— Problem to solve —
The answer must consist of each line of the records below that contains the string "nompB".

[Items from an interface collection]

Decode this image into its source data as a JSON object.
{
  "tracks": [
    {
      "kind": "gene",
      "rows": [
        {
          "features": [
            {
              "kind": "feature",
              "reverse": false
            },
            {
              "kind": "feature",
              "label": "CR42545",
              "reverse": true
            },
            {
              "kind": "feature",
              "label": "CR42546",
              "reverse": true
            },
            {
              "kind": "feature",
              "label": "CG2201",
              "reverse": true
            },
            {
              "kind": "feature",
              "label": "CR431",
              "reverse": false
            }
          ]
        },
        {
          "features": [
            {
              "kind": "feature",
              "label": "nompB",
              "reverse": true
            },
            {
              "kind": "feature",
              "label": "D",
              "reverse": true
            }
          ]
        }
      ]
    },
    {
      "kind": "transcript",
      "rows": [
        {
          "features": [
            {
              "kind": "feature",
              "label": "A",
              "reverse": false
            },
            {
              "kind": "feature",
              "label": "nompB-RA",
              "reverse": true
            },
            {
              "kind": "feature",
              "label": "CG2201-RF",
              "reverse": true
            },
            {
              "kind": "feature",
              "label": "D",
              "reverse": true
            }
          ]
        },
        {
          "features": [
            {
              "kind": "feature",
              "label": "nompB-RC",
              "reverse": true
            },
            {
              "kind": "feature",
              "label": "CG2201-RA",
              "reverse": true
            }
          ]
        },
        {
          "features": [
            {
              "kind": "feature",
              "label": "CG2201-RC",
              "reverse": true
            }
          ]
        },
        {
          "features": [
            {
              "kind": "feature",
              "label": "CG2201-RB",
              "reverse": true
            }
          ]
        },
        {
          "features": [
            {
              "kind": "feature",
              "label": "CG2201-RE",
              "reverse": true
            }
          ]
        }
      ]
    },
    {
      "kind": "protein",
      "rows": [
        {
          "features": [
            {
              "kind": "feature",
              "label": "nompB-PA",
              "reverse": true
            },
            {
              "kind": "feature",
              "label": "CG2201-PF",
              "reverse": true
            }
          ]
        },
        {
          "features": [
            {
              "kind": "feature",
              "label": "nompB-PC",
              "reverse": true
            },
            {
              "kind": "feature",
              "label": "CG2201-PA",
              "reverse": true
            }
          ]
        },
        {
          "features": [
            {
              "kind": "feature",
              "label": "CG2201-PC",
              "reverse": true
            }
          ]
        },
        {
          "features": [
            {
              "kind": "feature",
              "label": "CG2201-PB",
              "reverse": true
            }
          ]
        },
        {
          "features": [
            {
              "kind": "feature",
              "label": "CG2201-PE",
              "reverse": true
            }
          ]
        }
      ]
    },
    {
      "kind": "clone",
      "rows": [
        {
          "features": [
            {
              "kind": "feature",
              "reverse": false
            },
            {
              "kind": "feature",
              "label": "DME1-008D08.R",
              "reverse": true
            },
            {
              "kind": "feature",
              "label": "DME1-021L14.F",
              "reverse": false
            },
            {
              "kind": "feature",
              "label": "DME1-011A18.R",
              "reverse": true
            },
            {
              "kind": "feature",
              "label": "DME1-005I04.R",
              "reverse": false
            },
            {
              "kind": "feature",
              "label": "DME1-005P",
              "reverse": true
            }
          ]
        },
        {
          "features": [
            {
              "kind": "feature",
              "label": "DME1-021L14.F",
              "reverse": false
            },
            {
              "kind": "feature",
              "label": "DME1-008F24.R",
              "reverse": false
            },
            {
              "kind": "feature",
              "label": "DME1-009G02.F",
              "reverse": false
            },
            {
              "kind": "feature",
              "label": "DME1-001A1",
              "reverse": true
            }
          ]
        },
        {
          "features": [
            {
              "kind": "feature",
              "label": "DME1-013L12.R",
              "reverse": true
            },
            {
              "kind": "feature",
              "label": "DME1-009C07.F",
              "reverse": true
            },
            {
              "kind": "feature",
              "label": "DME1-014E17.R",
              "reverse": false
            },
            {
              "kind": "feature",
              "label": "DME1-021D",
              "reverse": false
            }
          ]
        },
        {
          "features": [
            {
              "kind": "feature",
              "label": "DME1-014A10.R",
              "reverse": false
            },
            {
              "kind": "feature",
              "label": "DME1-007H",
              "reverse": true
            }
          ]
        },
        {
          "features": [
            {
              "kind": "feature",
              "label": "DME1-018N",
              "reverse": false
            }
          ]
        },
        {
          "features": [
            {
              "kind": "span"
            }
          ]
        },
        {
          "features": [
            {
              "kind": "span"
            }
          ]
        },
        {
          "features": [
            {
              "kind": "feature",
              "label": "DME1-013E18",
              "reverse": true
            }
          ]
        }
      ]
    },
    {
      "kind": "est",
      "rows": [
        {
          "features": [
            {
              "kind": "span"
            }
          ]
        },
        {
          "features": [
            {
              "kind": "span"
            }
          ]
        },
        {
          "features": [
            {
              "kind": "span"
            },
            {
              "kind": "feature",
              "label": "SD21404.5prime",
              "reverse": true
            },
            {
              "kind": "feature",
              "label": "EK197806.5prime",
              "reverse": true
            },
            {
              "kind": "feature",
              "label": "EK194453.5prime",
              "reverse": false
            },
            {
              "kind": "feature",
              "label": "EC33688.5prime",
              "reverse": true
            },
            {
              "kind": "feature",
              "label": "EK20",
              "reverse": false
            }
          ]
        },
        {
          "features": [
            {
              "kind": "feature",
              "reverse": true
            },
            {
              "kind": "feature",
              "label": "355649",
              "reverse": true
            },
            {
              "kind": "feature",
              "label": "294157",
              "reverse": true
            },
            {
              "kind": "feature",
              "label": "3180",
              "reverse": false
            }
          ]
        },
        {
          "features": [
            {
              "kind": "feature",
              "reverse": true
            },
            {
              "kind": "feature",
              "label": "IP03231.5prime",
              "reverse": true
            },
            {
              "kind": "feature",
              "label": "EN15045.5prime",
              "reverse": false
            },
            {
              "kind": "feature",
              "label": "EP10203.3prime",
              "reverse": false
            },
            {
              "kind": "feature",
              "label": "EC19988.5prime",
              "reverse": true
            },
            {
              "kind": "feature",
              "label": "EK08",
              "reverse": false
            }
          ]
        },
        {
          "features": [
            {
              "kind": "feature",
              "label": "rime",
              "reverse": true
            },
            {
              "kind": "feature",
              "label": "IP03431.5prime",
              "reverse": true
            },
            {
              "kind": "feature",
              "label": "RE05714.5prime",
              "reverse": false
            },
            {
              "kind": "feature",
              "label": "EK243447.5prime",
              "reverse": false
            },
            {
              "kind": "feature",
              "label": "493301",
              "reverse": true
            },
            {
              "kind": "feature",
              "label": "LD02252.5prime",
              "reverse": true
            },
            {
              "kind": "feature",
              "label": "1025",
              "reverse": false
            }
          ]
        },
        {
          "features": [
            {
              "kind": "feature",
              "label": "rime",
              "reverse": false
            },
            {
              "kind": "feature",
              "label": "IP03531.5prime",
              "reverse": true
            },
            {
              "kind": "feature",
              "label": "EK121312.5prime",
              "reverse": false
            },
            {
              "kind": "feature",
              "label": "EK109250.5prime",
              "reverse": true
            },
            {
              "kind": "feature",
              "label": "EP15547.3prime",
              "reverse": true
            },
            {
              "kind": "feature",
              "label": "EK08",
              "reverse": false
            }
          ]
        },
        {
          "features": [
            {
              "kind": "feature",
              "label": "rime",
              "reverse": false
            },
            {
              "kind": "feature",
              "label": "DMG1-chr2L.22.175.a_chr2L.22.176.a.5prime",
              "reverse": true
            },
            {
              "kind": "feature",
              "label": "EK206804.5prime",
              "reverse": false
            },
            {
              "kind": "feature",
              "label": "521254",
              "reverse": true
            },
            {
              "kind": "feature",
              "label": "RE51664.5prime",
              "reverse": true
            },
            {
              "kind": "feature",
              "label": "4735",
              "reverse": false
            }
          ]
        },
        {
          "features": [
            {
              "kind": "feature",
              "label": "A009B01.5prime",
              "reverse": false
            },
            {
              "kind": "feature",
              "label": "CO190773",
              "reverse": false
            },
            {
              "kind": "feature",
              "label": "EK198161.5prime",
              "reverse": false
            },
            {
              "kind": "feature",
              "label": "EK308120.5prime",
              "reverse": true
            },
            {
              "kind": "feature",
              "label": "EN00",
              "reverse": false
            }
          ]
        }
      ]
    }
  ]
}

— Exercise output —
              "label": "nompB",
              "label": "nompB-RA",
              "label": "nompB-RC",
              "label": "nompB-PA",
              "label": "nompB-PC",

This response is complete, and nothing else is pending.